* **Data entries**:

*** Begin section ***

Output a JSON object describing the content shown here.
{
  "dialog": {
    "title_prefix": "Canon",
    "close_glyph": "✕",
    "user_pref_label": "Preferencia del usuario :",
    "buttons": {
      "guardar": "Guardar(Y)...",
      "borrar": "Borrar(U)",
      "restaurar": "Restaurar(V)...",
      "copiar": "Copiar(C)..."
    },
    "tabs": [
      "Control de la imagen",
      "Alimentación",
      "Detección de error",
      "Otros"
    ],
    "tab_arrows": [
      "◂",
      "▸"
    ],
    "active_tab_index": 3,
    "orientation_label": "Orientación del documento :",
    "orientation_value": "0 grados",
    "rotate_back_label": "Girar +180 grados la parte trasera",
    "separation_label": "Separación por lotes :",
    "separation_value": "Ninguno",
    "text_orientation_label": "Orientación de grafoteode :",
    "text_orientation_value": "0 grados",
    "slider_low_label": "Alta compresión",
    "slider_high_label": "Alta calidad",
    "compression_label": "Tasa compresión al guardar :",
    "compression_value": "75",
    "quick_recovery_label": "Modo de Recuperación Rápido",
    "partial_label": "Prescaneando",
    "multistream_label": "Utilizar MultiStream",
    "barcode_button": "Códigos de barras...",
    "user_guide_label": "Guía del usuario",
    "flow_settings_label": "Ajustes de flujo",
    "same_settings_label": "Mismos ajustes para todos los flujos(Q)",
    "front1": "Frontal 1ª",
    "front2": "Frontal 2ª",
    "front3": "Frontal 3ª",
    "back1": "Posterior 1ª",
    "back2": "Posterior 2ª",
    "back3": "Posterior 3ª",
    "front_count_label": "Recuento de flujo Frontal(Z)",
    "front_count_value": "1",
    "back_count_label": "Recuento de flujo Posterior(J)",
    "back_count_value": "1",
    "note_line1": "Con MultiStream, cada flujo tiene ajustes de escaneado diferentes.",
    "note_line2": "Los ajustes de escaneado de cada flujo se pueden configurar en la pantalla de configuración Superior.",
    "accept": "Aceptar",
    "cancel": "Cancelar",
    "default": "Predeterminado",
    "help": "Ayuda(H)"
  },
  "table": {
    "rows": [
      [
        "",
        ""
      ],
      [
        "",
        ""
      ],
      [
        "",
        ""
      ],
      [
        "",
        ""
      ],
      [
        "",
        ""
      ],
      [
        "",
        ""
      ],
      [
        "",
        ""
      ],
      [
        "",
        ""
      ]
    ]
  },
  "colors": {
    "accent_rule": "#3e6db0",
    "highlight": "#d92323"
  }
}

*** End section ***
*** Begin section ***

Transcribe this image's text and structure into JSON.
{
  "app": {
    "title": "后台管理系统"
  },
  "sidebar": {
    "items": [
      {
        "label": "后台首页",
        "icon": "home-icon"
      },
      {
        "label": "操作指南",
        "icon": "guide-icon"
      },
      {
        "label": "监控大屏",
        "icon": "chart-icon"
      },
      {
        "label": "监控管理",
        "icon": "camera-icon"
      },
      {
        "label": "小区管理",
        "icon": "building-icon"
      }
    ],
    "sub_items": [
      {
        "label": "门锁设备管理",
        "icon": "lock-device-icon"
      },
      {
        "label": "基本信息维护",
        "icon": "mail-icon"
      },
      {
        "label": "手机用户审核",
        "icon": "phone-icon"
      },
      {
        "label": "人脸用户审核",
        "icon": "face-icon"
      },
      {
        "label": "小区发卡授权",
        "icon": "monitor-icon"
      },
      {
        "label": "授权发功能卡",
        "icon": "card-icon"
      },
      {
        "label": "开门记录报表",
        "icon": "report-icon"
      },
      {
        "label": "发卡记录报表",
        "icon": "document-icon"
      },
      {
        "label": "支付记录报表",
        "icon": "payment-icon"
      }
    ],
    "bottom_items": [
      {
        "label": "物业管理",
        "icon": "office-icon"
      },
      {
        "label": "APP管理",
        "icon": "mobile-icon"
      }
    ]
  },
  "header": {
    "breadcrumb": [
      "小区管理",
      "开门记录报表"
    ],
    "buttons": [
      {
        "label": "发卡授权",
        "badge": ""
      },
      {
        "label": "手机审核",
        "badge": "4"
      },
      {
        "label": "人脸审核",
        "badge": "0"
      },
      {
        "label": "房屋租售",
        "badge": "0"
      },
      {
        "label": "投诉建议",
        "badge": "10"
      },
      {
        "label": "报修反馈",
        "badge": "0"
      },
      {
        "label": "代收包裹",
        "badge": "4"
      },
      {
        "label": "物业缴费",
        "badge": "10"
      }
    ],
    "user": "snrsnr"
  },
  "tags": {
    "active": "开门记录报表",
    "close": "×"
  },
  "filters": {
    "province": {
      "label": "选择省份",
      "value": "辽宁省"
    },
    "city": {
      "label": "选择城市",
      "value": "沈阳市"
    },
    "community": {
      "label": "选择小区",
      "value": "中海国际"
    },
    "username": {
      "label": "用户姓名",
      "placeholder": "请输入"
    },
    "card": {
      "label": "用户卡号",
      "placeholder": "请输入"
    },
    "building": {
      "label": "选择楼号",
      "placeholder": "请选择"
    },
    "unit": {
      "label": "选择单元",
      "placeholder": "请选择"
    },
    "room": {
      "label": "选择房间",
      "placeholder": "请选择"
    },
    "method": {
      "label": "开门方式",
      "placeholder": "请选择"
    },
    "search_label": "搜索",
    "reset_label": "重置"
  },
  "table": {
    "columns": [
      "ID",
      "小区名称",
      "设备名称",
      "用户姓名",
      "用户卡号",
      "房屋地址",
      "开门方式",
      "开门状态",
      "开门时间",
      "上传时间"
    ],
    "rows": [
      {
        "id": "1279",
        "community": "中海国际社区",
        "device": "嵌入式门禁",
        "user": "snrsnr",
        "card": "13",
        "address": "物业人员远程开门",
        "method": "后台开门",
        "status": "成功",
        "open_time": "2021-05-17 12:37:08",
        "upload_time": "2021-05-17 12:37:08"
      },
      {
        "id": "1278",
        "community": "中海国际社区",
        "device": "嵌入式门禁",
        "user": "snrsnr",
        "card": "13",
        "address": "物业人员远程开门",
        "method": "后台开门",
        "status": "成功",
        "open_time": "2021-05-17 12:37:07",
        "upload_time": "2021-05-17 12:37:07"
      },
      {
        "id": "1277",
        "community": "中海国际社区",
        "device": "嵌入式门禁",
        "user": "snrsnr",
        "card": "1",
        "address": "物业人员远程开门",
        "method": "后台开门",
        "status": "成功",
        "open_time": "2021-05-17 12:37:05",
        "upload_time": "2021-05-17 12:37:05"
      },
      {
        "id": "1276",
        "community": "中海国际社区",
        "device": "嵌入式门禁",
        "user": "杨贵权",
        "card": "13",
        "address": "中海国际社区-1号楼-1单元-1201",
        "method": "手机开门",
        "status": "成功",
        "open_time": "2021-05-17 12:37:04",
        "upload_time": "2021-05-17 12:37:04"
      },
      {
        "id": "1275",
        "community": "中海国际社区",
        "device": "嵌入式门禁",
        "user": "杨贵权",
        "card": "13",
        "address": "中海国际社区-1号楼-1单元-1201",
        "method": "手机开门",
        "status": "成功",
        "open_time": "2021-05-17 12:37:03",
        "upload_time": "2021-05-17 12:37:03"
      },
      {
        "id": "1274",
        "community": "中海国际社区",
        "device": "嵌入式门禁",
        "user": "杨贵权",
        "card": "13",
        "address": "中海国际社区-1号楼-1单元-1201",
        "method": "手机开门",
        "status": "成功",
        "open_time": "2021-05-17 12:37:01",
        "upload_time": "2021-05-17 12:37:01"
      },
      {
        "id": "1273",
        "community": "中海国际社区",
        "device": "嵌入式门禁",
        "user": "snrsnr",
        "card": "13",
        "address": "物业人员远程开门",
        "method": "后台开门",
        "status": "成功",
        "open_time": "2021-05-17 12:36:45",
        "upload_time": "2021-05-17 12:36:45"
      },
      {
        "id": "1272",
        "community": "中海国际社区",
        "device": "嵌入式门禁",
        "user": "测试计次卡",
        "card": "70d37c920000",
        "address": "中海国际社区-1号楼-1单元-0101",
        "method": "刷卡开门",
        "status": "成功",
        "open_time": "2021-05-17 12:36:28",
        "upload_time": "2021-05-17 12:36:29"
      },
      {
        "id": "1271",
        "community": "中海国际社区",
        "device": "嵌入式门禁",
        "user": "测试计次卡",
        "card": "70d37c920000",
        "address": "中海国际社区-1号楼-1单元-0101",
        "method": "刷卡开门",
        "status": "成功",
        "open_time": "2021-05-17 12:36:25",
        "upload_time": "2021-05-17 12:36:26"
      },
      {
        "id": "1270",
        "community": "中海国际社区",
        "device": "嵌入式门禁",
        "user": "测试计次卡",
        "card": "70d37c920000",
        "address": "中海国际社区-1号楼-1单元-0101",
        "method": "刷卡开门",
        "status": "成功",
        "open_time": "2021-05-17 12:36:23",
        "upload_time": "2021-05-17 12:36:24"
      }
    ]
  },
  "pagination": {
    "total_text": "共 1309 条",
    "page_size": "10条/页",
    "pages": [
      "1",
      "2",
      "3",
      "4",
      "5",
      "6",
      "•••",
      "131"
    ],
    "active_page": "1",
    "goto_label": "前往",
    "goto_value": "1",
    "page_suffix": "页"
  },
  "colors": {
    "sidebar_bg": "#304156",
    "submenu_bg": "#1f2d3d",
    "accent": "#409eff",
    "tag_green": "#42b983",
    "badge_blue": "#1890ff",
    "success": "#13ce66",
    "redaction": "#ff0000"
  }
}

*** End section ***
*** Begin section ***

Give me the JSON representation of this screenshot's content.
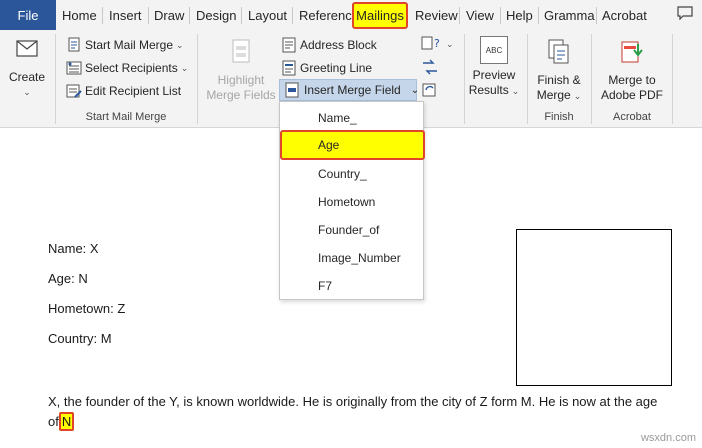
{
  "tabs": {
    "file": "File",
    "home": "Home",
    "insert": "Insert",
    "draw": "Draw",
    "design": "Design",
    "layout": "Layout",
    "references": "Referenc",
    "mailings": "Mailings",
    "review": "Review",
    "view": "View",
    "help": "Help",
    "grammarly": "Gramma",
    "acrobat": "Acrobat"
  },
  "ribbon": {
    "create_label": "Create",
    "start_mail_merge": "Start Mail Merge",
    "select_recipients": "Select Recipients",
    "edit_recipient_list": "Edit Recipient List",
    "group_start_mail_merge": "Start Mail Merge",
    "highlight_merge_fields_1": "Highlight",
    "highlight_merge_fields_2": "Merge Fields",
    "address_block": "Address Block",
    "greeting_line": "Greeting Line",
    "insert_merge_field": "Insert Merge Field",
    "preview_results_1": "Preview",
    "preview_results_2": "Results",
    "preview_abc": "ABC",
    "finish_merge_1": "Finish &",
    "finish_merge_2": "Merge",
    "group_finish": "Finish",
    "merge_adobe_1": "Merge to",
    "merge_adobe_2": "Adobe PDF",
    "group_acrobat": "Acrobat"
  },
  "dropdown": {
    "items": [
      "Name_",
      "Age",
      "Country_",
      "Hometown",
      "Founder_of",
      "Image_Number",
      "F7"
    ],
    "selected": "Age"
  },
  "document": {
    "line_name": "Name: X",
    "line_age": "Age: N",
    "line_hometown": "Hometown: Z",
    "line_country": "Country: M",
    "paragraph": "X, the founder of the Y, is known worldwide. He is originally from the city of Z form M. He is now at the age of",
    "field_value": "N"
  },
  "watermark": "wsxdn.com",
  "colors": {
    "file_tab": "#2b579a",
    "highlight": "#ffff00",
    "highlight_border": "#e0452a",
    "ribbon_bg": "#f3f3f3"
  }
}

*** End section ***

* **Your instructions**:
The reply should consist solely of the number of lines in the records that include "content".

* **Result for this task**:
2